__Material provided__
● ● ● ● ● ● ●

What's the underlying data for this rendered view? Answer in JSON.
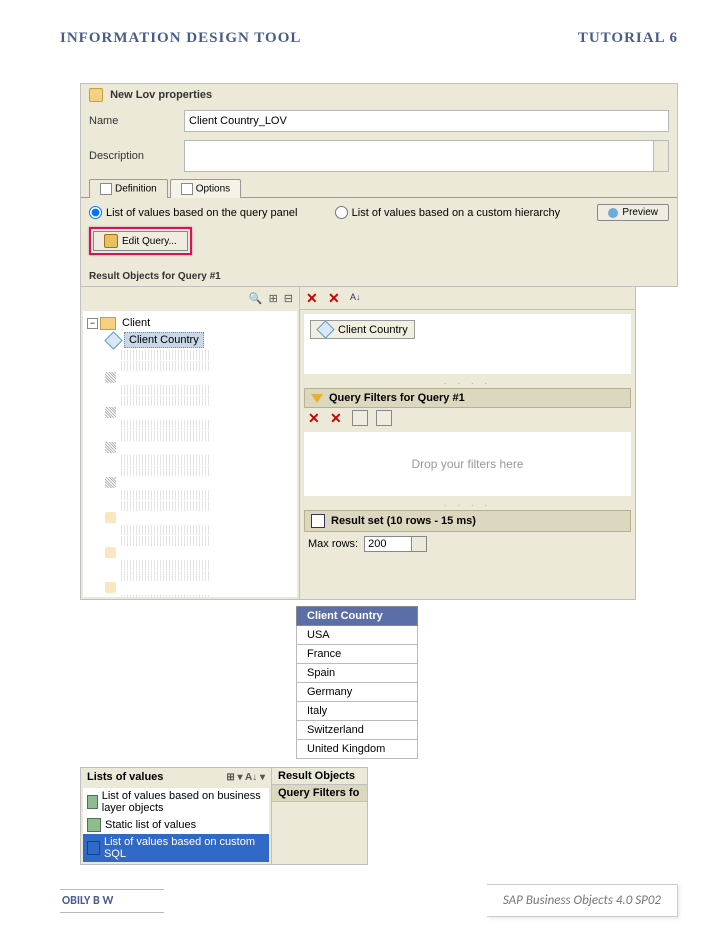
{
  "header": {
    "title": "INFORMATION DESIGN TOOL",
    "tutorial": "TUTORIAL 6"
  },
  "ss1": {
    "window_title": "New Lov properties",
    "name_label": "Name",
    "name_value": "Client Country_LOV",
    "desc_label": "Description",
    "tab_definition": "Definition",
    "tab_options": "Options",
    "radio_query": "List of values based on the query panel",
    "radio_hierarchy": "List of values based on a custom hierarchy",
    "preview_btn": "Preview",
    "edit_query_btn": "Edit Query...",
    "result_objects_hdr": "Result Objects for Query #1"
  },
  "ss2": {
    "tree_root": "Client",
    "tree_selected": "Client Country",
    "chip_label": "Client Country",
    "filters_header": "Query Filters for Query #1",
    "filters_placeholder": "Drop your filters here",
    "resultset_header": "Result set (10 rows - 15 ms)",
    "maxrows_label": "Max rows:",
    "maxrows_value": "200"
  },
  "result": {
    "column": "Client Country",
    "rows": [
      "USA",
      "France",
      "Spain",
      "Germany",
      "Italy",
      "Switzerland",
      "United Kingdom"
    ]
  },
  "ss3": {
    "panel_title": "Lists of values",
    "items": [
      "List of values based on business layer objects",
      "Static list of values",
      "List of values based on custom SQL"
    ],
    "right_hdr1": "Result Objects",
    "right_hdr2": "Query Filters fo"
  },
  "footer": {
    "author": "OBILY B W",
    "product": "SAP Business Objects 4.0 SP02"
  }
}
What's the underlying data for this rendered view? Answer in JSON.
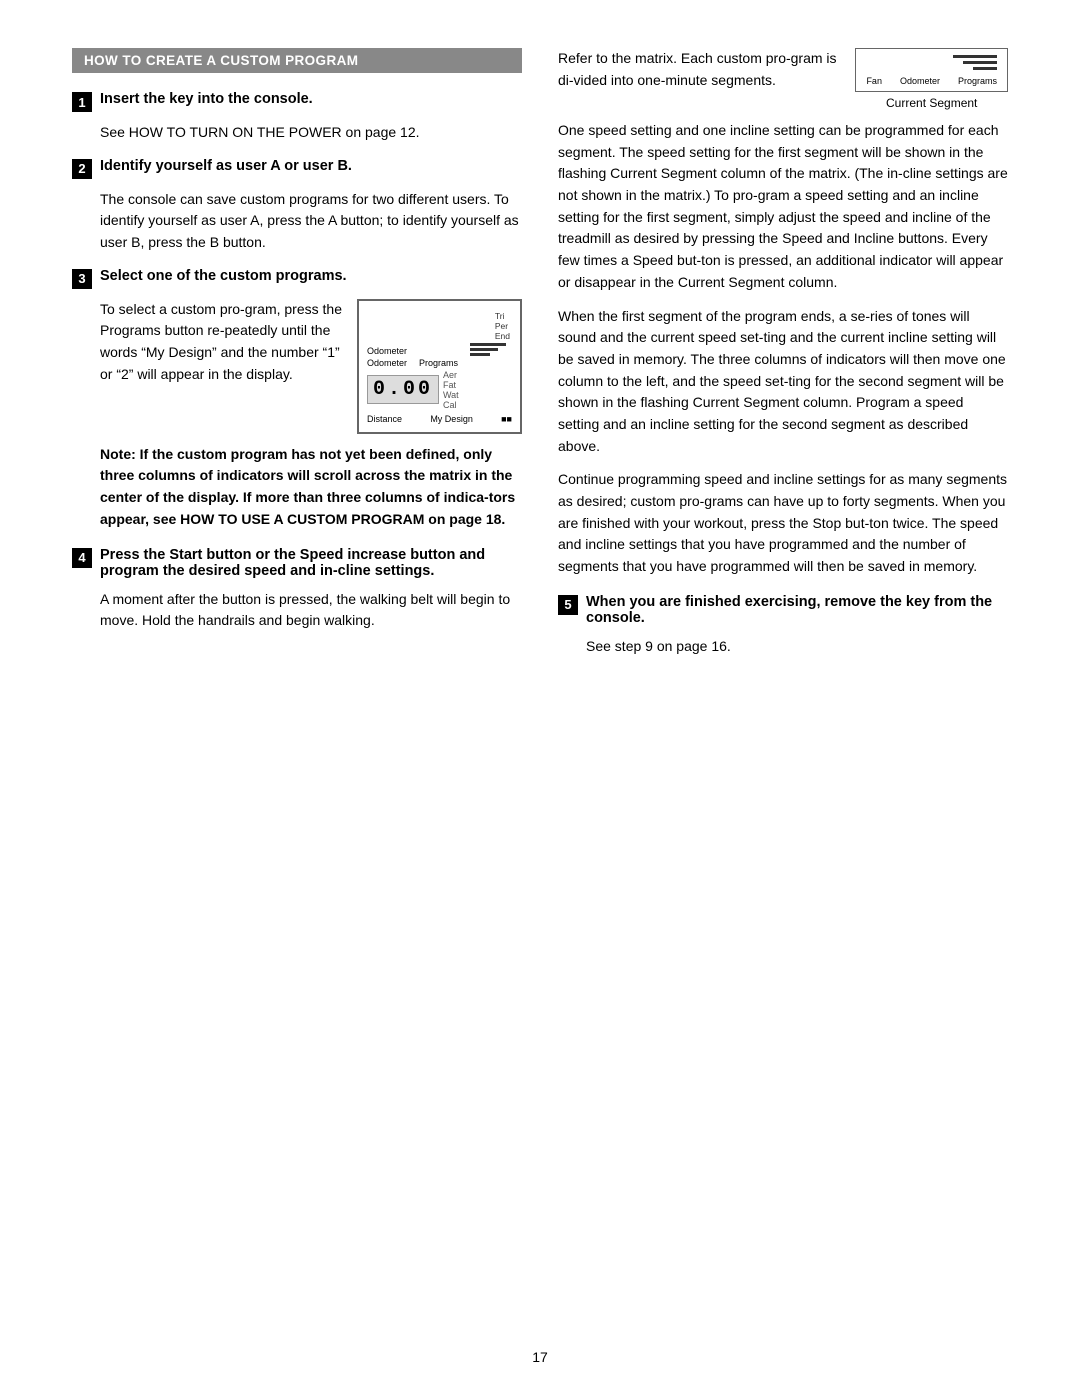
{
  "page": {
    "number": "17",
    "section_header": "HOW TO CREATE A CUSTOM PROGRAM",
    "steps": [
      {
        "num": "1",
        "title": "Insert the key into the console.",
        "body": "See HOW TO TURN ON THE POWER on page 12."
      },
      {
        "num": "2",
        "title": "Identify yourself as user A or user B.",
        "body": "The console can save custom programs for two different users. To identify yourself as user A, press the A button; to identify yourself as user B, press the B button."
      },
      {
        "num": "3",
        "title": "Select one of the custom programs.",
        "body_before": "To select a custom pro-gram, press the Programs button re-peatedly until the words “My Design” and the number “1” or “2” will appear in the display.",
        "console_labels": {
          "label1": "Odometer",
          "label2": "Programs",
          "label3": "Distance",
          "label4": "My Design"
        },
        "note": "Note: If the custom program has not yet been defined, only three columns of indicators will scroll across the matrix in the center of the display. If more than three columns of indica-tors appear, see HOW TO USE A CUSTOM PROGRAM on page 18."
      },
      {
        "num": "4",
        "title": "Press the Start button or the Speed increase button and program the desired speed and in-cline settings.",
        "body1": "A moment after the button is pressed, the walking belt will begin to move. Hold the handrails and begin walking."
      }
    ],
    "right_col": {
      "intro": "Refer to the matrix. Each custom pro-gram is di-vided into one-minute segments.",
      "diagram_labels": {
        "fan": "Fan",
        "odometer": "Odometer",
        "programs": "Programs",
        "current_segment": "Current Segment"
      },
      "para1": "One speed setting and one incline setting can be programmed for each segment. The speed setting for the first segment will be shown in the flashing Current Segment column of the matrix. (The in-cline settings are not shown in the matrix.) To pro-gram a speed setting and an incline setting for the first segment, simply adjust the speed and incline of the treadmill as desired by pressing the Speed and Incline buttons. Every few times a Speed but-ton is pressed, an additional indicator will appear or disappear in the Current Segment column.",
      "para2": "When the first segment of the program ends, a se-ries of tones will sound and the current speed set-ting and the current incline setting will be saved in memory. The three columns of indicators will then move one column to the left, and the speed set-ting for the second segment will be shown in the flashing Current Segment column. Program a speed setting and an incline setting for the second segment as described above.",
      "para3": "Continue programming speed and incline settings for as many segments as desired; custom pro-grams can have up to forty segments. When you are finished with your workout, press the Stop but-ton twice. The speed and incline settings that you have programmed and the number of segments that you have programmed will then be saved in memory.",
      "step5": {
        "num": "5",
        "title": "When you are finished exercising, remove the key from the console.",
        "body": "See step 9 on page 16."
      }
    }
  }
}
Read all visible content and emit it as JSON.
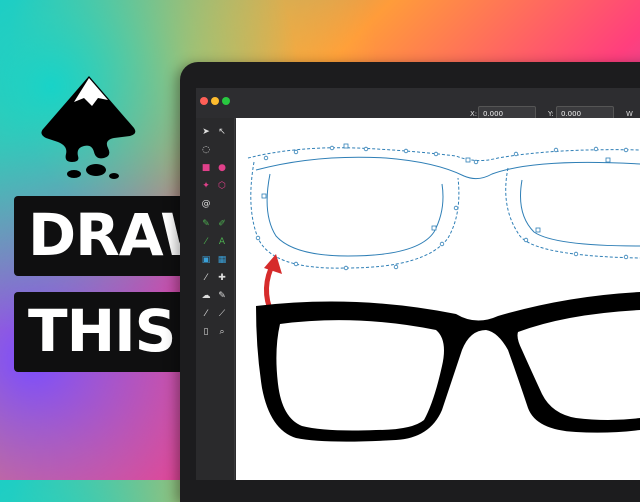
{
  "thumbnail": {
    "line1": "DRAW",
    "line2": "THIS"
  },
  "app": {
    "name": "Inkscape",
    "controls": {
      "x_label": "X:",
      "x_value": "0.000",
      "y_label": "Y:",
      "y_value": "0.000",
      "w_label": "W"
    }
  },
  "colors": {
    "outline_stroke": "#2f7fb6",
    "arrow": "#d62b2b",
    "glasses_fill": "#000000"
  },
  "icons": [
    "inkscape-logo-icon",
    "selector-icon",
    "node-tool-icon",
    "rectangle-icon",
    "ellipse-icon",
    "star-icon",
    "box3d-icon",
    "spiral-icon",
    "pencil-icon",
    "text-icon",
    "gradient-icon",
    "mesh-icon",
    "dropper-icon",
    "spray-icon",
    "eraser-icon",
    "zoom-icon",
    "measure-icon"
  ]
}
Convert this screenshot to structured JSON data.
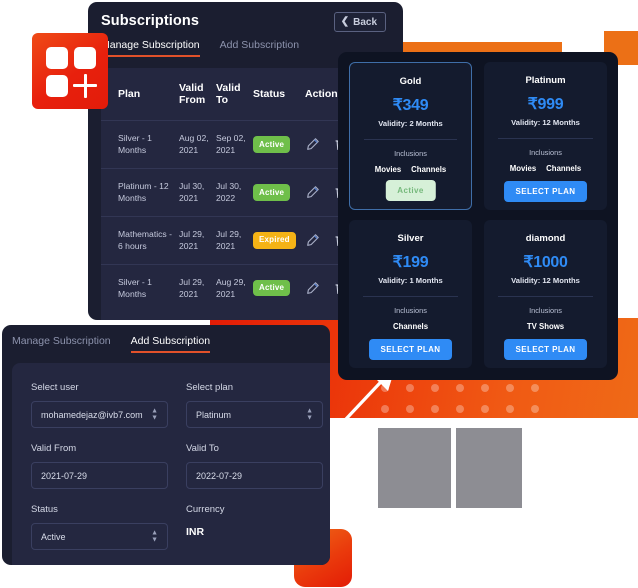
{
  "subscriptions_panel": {
    "title": "Subscriptions",
    "back_label": "Back",
    "tabs": [
      {
        "label": "Manage Subscription",
        "active": true
      },
      {
        "label": "Add Subscription",
        "active": false
      }
    ],
    "table": {
      "headers": [
        "Plan",
        "Valid From",
        "Valid To",
        "Status",
        "Actions"
      ],
      "rows": [
        {
          "plan": "Silver - 1 Months",
          "valid_from": "Aug 02, 2021",
          "valid_to": "Sep 02, 2021",
          "status": "Active",
          "status_kind": "active"
        },
        {
          "plan": "Platinum - 12 Months",
          "valid_from": "Jul 30, 2021",
          "valid_to": "Jul 30, 2022",
          "status": "Active",
          "status_kind": "active"
        },
        {
          "plan": "Mathematics - 6 hours",
          "valid_from": "Jul 29, 2021",
          "valid_to": "Jul 29, 2021",
          "status": "Expired",
          "status_kind": "expired"
        },
        {
          "plan": "Silver - 1 Months",
          "valid_from": "Jul 29, 2021",
          "valid_to": "Aug 29, 2021",
          "status": "Active",
          "status_kind": "active"
        }
      ]
    }
  },
  "plans_panel": {
    "inclusions_label": "Inclusions",
    "plans": [
      {
        "name": "Gold",
        "price": "₹349",
        "validity": "Validity: 2 Months",
        "inclusions": [
          "Movies",
          "Channels"
        ],
        "cta": "Active",
        "cta_kind": "current",
        "highlight": true
      },
      {
        "name": "Platinum",
        "price": "₹999",
        "validity": "Validity: 12 Months",
        "inclusions": [
          "Movies",
          "Channels"
        ],
        "cta": "SELECT PLAN",
        "cta_kind": "select",
        "highlight": false
      },
      {
        "name": "Silver",
        "price": "₹199",
        "validity": "Validity: 1 Months",
        "inclusions": [
          "Channels"
        ],
        "cta": "SELECT PLAN",
        "cta_kind": "select",
        "highlight": false
      },
      {
        "name": "diamond",
        "price": "₹1000",
        "validity": "Validity: 12 Months",
        "inclusions": [
          "TV Shows"
        ],
        "cta": "SELECT PLAN",
        "cta_kind": "select",
        "highlight": false
      }
    ]
  },
  "add_panel": {
    "tabs": [
      {
        "label": "Manage Subscription",
        "active": false
      },
      {
        "label": "Add Subscription",
        "active": true
      }
    ],
    "fields": {
      "select_user": {
        "label": "Select user",
        "value": "mohamedejaz@ivb7.com",
        "control": "select"
      },
      "select_plan": {
        "label": "Select plan",
        "value": "Platinum",
        "control": "select"
      },
      "valid_from": {
        "label": "Valid From",
        "value": "2021-07-29",
        "control": "input"
      },
      "valid_to": {
        "label": "Valid To",
        "value": "2022-07-29",
        "control": "input"
      },
      "status": {
        "label": "Status",
        "value": "Active",
        "control": "select"
      },
      "currency": {
        "label": "Currency",
        "value": "INR",
        "control": "text"
      }
    }
  },
  "decorations": {
    "logo": "app-grid-plus-logo",
    "arrow": "callout-arrow",
    "dot_grid": {
      "rows": 2,
      "cols": 7
    }
  },
  "colors": {
    "accent_orange": "#ec7016",
    "accent_red": "#e31c06",
    "panel_bg": "#1b1e30",
    "card_bg": "#242740",
    "plans_bg": "#0e1322",
    "plan_card_bg": "#141b2e",
    "blue": "#2f8bf5",
    "green": "#6fbf4a",
    "amber": "#f5b316",
    "tab_underline": "#e2512a"
  }
}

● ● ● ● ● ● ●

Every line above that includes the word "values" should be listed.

    "radio_query": "List of values based on the query panel",
    "radio_hierarchy": "List of values based on a custom hierarchy",
    "panel_title": "Lists of values",
      "List of values based on business layer objects",
      "Static list of values",
      "List of values based on custom SQL"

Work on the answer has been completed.